■ **WORK INSTRUCTION**
Your answer should repeat the listing in full, with no line missing or altered.

■ **PROVIDED MATERIAL**
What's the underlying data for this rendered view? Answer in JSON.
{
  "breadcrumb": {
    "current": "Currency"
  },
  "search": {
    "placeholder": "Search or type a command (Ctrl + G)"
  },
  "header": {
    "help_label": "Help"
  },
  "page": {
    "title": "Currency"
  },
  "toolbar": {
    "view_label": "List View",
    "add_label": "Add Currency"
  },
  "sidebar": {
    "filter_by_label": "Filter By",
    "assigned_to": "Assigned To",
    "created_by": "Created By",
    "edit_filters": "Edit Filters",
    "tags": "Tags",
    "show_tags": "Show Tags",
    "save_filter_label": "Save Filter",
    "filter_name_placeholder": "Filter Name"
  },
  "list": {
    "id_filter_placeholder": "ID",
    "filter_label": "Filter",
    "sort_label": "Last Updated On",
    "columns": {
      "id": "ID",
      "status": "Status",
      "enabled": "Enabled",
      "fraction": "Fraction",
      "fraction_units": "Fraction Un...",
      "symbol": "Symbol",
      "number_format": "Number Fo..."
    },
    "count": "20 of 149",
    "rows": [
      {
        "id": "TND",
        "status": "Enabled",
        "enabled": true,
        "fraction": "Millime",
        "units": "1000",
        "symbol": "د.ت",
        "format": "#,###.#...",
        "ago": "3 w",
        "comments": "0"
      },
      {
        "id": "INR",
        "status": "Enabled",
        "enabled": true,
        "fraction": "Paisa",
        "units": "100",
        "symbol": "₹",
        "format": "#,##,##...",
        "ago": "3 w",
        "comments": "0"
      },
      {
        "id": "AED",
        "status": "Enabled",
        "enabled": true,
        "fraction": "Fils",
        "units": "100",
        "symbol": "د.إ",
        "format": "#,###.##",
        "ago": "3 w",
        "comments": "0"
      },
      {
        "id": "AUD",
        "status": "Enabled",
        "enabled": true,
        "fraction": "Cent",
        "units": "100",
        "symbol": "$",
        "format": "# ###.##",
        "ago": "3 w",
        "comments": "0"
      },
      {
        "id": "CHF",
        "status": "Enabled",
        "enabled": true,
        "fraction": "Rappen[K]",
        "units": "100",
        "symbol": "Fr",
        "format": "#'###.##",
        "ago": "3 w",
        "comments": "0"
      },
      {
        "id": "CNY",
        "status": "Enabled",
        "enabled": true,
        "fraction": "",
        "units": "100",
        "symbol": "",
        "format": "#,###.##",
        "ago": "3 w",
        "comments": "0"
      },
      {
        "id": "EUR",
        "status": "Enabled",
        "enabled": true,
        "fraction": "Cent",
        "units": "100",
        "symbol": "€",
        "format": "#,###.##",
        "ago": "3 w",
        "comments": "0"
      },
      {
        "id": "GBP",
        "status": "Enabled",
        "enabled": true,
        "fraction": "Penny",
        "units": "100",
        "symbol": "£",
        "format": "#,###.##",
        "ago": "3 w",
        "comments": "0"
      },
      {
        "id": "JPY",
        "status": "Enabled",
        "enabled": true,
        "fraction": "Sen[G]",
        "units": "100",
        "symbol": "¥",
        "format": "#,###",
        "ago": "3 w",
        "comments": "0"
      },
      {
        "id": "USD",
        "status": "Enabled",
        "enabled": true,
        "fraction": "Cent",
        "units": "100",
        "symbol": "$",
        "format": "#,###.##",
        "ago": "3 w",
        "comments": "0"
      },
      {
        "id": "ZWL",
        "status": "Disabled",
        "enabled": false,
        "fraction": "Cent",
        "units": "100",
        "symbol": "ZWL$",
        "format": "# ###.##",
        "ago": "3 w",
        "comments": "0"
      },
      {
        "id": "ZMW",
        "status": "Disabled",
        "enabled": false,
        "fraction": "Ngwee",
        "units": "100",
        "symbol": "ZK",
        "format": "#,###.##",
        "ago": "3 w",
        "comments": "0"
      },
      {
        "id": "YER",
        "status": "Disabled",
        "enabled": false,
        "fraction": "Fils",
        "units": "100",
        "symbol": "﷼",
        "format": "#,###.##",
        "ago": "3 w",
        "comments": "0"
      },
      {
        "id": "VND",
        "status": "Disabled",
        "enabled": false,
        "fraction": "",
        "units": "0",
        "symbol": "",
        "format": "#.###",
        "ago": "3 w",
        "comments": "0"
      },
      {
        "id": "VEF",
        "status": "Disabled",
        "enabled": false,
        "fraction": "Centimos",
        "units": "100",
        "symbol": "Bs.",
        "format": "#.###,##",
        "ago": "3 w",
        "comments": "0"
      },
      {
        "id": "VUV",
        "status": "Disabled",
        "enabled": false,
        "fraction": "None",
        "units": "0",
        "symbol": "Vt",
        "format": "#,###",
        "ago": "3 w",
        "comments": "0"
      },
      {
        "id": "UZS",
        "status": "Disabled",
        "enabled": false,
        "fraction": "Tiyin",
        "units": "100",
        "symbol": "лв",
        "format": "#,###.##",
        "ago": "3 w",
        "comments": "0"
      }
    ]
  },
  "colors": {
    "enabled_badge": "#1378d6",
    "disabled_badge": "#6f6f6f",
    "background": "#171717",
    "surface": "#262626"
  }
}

■ **ANSWER**
What's the underlying data for this rendered view? Answer in JSON.
{
  "breadcrumb": {
    "current": "Currency"
  },
  "search": {
    "placeholder": "Search or type a command (Ctrl + G)"
  },
  "header": {
    "help_label": "Help"
  },
  "page": {
    "title": "Currency"
  },
  "toolbar": {
    "view_label": "List View",
    "add_label": "Add Currency"
  },
  "sidebar": {
    "filter_by_label": "Filter By",
    "assigned_to": "Assigned To",
    "created_by": "Created By",
    "edit_filters": "Edit Filters",
    "tags": "Tags",
    "show_tags": "Show Tags",
    "save_filter_label": "Save Filter",
    "filter_name_placeholder": "Filter Name"
  },
  "list": {
    "id_filter_placeholder": "ID",
    "filter_label": "Filter",
    "sort_label": "Last Updated On",
    "columns": {
      "id": "ID",
      "status": "Status",
      "enabled": "Enabled",
      "fraction": "Fraction",
      "fraction_units": "Fraction Un...",
      "symbol": "Symbol",
      "number_format": "Number Fo..."
    },
    "count": "20 of 149",
    "rows": [
      {
        "id": "TND",
        "status": "Enabled",
        "enabled": true,
        "fraction": "Millime",
        "units": "1000",
        "symbol": "د.ت",
        "format": "#,###.#...",
        "ago": "3 w",
        "comments": "0"
      },
      {
        "id": "INR",
        "status": "Enabled",
        "enabled": true,
        "fraction": "Paisa",
        "units": "100",
        "symbol": "₹",
        "format": "#,##,##...",
        "ago": "3 w",
        "comments": "0"
      },
      {
        "id": "AED",
        "status": "Enabled",
        "enabled": true,
        "fraction": "Fils",
        "units": "100",
        "symbol": "د.إ",
        "format": "#,###.##",
        "ago": "3 w",
        "comments": "0"
      },
      {
        "id": "AUD",
        "status": "Enabled",
        "enabled": true,
        "fraction": "Cent",
        "units": "100",
        "symbol": "$",
        "format": "# ###.##",
        "ago": "3 w",
        "comments": "0"
      },
      {
        "id": "CHF",
        "status": "Enabled",
        "enabled": true,
        "fraction": "Rappen[K]",
        "units": "100",
        "symbol": "Fr",
        "format": "#'###.##",
        "ago": "3 w",
        "comments": "0"
      },
      {
        "id": "CNY",
        "status": "Enabled",
        "enabled": true,
        "fraction": "",
        "units": "100",
        "symbol": "",
        "format": "#,###.##",
        "ago": "3 w",
        "comments": "0"
      },
      {
        "id": "EUR",
        "status": "Enabled",
        "enabled": true,
        "fraction": "Cent",
        "units": "100",
        "symbol": "€",
        "format": "#,###.##",
        "ago": "3 w",
        "comments": "0"
      },
      {
        "id": "GBP",
        "status": "Enabled",
        "enabled": true,
        "fraction": "Penny",
        "units": "100",
        "symbol": "£",
        "format": "#,###.##",
        "ago": "3 w",
        "comments": "0"
      },
      {
        "id": "JPY",
        "status": "Enabled",
        "enabled": true,
        "fraction": "Sen[G]",
        "units": "100",
        "symbol": "¥",
        "format": "#,###",
        "ago": "3 w",
        "comments": "0"
      },
      {
        "id": "USD",
        "status": "Enabled",
        "enabled": true,
        "fraction": "Cent",
        "units": "100",
        "symbol": "$",
        "format": "#,###.##",
        "ago": "3 w",
        "comments": "0"
      },
      {
        "id": "ZWL",
        "status": "Disabled",
        "enabled": false,
        "fraction": "Cent",
        "units": "100",
        "symbol": "ZWL$",
        "format": "# ###.##",
        "ago": "3 w",
        "comments": "0"
      },
      {
        "id": "ZMW",
        "status": "Disabled",
        "enabled": false,
        "fraction": "Ngwee",
        "units": "100",
        "symbol": "ZK",
        "format": "#,###.##",
        "ago": "3 w",
        "comments": "0"
      },
      {
        "id": "YER",
        "status": "Disabled",
        "enabled": false,
        "fraction": "Fils",
        "units": "100",
        "symbol": "﷼",
        "format": "#,###.##",
        "ago": "3 w",
        "comments": "0"
      },
      {
        "id": "VND",
        "status": "Disabled",
        "enabled": false,
        "fraction": "",
        "units": "0",
        "symbol": "",
        "format": "#.###",
        "ago": "3 w",
        "comments": "0"
      },
      {
        "id": "VEF",
        "status": "Disabled",
        "enabled": false,
        "fraction": "Centimos",
        "units": "100",
        "symbol": "Bs.",
        "format": "#.###,##",
        "ago": "3 w",
        "comments": "0"
      },
      {
        "id": "VUV",
        "status": "Disabled",
        "enabled": false,
        "fraction": "None",
        "units": "0",
        "symbol": "Vt",
        "format": "#,###",
        "ago": "3 w",
        "comments": "0"
      },
      {
        "id": "UZS",
        "status": "Disabled",
        "enabled": false,
        "fraction": "Tiyin",
        "units": "100",
        "symbol": "лв",
        "format": "#,###.##",
        "ago": "3 w",
        "comments": "0"
      }
    ]
  },
  "colors": {
    "enabled_badge": "#1378d6",
    "disabled_badge": "#6f6f6f",
    "background": "#171717",
    "surface": "#262626"
  }
}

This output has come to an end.